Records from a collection
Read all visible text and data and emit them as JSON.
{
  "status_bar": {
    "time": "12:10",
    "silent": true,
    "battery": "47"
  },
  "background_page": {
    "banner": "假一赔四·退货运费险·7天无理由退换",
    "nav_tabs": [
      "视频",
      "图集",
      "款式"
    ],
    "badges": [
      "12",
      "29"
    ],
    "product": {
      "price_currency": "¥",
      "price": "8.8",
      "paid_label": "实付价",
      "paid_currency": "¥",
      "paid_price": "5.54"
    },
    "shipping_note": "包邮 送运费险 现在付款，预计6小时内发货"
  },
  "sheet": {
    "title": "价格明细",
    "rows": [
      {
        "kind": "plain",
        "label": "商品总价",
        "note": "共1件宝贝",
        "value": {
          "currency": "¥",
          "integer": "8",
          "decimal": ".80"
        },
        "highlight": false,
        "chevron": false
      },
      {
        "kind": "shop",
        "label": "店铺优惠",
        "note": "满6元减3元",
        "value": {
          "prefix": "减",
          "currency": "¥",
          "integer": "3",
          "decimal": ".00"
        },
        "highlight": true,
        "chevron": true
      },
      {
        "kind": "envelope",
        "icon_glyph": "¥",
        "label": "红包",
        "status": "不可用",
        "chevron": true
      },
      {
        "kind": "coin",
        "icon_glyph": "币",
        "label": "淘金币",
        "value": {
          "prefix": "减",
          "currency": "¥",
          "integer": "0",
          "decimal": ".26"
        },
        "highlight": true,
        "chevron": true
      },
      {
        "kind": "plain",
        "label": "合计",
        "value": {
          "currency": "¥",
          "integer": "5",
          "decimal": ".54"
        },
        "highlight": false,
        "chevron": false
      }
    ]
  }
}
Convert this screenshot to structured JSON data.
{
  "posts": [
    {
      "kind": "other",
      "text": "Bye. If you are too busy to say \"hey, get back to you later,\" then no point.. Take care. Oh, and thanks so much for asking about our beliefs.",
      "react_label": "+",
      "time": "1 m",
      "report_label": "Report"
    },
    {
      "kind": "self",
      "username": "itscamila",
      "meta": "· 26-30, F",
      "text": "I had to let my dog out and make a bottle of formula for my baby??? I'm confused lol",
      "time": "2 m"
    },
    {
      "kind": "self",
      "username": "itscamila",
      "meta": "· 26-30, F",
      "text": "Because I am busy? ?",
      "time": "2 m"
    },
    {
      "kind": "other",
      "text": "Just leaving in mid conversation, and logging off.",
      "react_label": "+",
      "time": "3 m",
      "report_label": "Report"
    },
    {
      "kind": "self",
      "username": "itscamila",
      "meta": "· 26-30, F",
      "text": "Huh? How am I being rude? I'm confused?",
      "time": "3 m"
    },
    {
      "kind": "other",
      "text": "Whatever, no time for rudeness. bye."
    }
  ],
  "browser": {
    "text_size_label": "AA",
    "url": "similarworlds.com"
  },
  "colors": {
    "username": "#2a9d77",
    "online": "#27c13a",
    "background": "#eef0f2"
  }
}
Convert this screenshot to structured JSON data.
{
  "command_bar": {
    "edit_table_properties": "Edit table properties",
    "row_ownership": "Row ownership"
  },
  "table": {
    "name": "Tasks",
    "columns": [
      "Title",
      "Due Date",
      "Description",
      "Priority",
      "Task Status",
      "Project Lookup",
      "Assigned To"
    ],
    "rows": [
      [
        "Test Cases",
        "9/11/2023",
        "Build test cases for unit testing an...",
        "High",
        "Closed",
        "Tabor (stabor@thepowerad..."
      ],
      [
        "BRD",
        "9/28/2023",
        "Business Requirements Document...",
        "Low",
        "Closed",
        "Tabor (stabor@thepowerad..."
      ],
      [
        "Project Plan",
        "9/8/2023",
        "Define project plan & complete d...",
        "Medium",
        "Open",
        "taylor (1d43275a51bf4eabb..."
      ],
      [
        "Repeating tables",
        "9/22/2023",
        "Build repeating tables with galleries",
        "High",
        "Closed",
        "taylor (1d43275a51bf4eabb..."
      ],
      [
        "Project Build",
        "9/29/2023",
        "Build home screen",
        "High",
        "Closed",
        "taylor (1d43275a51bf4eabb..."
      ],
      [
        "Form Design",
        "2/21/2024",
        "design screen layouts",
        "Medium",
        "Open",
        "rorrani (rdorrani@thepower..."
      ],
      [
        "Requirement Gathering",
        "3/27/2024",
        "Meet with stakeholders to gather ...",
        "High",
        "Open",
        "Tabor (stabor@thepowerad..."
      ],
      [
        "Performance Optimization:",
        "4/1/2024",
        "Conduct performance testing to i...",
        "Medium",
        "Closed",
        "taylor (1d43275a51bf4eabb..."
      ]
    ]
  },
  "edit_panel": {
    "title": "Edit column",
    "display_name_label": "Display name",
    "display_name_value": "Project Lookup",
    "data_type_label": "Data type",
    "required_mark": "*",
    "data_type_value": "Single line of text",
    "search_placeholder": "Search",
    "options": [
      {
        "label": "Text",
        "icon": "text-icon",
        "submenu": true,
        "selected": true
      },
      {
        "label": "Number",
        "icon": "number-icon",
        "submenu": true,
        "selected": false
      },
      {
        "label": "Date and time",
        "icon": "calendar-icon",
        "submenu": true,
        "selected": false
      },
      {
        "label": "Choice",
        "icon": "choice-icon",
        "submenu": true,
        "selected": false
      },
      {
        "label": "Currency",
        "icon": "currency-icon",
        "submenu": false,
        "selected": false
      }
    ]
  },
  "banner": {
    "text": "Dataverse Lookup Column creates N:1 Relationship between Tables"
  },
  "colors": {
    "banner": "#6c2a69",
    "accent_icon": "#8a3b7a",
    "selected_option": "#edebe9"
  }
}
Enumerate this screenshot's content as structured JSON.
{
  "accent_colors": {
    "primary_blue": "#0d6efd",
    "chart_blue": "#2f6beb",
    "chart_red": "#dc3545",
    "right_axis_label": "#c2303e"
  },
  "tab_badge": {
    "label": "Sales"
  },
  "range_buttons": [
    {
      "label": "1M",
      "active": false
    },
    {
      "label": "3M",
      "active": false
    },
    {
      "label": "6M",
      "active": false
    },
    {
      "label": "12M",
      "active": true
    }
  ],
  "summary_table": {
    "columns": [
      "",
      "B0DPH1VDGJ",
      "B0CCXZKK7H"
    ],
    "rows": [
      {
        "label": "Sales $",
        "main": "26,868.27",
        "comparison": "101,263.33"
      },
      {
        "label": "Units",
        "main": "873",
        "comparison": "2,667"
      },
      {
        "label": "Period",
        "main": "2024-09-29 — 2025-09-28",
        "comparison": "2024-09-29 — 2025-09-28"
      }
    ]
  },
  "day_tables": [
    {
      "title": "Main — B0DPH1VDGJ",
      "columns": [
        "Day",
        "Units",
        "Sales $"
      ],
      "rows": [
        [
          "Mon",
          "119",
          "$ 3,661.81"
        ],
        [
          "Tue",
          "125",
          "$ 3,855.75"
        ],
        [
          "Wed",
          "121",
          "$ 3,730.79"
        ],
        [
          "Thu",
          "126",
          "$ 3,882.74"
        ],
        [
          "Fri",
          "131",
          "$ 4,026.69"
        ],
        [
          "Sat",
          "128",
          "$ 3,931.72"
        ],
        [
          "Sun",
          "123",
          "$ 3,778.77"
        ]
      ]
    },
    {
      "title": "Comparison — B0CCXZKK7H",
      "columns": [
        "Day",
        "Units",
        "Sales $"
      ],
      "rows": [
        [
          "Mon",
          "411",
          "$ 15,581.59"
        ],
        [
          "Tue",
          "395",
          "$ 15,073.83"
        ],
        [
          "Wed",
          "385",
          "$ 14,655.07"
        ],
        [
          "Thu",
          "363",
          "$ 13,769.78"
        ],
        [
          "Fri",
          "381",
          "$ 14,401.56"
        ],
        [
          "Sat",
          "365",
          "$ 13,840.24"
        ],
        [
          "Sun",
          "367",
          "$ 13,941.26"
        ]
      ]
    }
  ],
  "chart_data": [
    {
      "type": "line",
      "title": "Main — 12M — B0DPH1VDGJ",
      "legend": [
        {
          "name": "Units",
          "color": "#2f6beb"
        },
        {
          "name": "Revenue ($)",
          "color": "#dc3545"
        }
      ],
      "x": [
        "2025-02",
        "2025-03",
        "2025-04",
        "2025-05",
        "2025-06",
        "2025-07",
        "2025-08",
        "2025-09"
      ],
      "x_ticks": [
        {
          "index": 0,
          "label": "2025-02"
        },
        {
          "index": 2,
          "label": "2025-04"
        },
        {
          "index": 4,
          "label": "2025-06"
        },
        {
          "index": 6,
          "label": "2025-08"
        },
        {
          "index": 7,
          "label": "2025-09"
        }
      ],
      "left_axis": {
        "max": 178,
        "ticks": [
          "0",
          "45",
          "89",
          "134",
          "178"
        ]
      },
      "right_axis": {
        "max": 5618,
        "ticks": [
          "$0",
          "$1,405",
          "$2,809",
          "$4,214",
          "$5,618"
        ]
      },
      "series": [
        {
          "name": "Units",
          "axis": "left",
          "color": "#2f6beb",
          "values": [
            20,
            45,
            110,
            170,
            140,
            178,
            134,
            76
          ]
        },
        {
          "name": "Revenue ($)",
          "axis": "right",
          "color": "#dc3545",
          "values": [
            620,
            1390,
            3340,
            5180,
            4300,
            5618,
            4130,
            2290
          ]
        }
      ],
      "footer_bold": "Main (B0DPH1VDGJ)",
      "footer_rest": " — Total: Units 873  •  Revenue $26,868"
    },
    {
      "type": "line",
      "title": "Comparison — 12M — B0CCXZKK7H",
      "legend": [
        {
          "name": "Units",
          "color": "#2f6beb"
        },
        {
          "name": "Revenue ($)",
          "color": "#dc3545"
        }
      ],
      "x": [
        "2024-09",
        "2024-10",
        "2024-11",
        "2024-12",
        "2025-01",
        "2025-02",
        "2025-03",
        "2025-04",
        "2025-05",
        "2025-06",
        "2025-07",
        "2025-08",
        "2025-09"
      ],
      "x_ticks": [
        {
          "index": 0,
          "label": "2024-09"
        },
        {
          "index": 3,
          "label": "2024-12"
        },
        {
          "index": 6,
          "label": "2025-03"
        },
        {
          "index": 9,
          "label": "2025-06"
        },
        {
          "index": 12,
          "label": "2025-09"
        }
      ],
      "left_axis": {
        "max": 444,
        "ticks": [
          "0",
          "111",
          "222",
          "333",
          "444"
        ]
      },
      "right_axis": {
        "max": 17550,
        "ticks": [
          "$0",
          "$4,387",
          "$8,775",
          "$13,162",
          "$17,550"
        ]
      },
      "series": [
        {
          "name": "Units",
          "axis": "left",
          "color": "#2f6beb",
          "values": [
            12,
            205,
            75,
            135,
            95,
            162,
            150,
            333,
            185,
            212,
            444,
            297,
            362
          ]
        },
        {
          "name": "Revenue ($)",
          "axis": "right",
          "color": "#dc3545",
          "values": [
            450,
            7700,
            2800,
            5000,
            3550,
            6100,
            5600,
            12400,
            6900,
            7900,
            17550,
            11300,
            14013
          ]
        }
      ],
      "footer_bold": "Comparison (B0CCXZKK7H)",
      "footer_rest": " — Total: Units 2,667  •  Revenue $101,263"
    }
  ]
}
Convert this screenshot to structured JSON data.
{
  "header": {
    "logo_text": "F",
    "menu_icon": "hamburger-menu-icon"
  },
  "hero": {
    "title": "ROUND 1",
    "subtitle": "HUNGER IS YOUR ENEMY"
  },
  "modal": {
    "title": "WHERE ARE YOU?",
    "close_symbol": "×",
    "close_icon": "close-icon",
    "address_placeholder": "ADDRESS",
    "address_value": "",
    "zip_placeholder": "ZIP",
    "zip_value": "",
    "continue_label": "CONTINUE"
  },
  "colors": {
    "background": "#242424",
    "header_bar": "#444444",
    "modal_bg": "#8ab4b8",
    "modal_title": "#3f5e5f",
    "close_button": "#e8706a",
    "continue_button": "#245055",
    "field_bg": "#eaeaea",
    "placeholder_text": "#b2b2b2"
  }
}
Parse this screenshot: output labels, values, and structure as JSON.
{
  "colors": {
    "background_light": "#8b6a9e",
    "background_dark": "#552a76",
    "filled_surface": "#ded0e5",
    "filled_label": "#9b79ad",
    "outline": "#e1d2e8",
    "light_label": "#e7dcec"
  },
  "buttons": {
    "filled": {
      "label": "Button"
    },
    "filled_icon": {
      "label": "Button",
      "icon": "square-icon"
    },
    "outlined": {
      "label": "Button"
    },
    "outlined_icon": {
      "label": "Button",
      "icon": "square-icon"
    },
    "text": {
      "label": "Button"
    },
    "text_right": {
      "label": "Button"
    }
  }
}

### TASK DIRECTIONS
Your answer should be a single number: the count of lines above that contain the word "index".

### TASK RESPONSE
10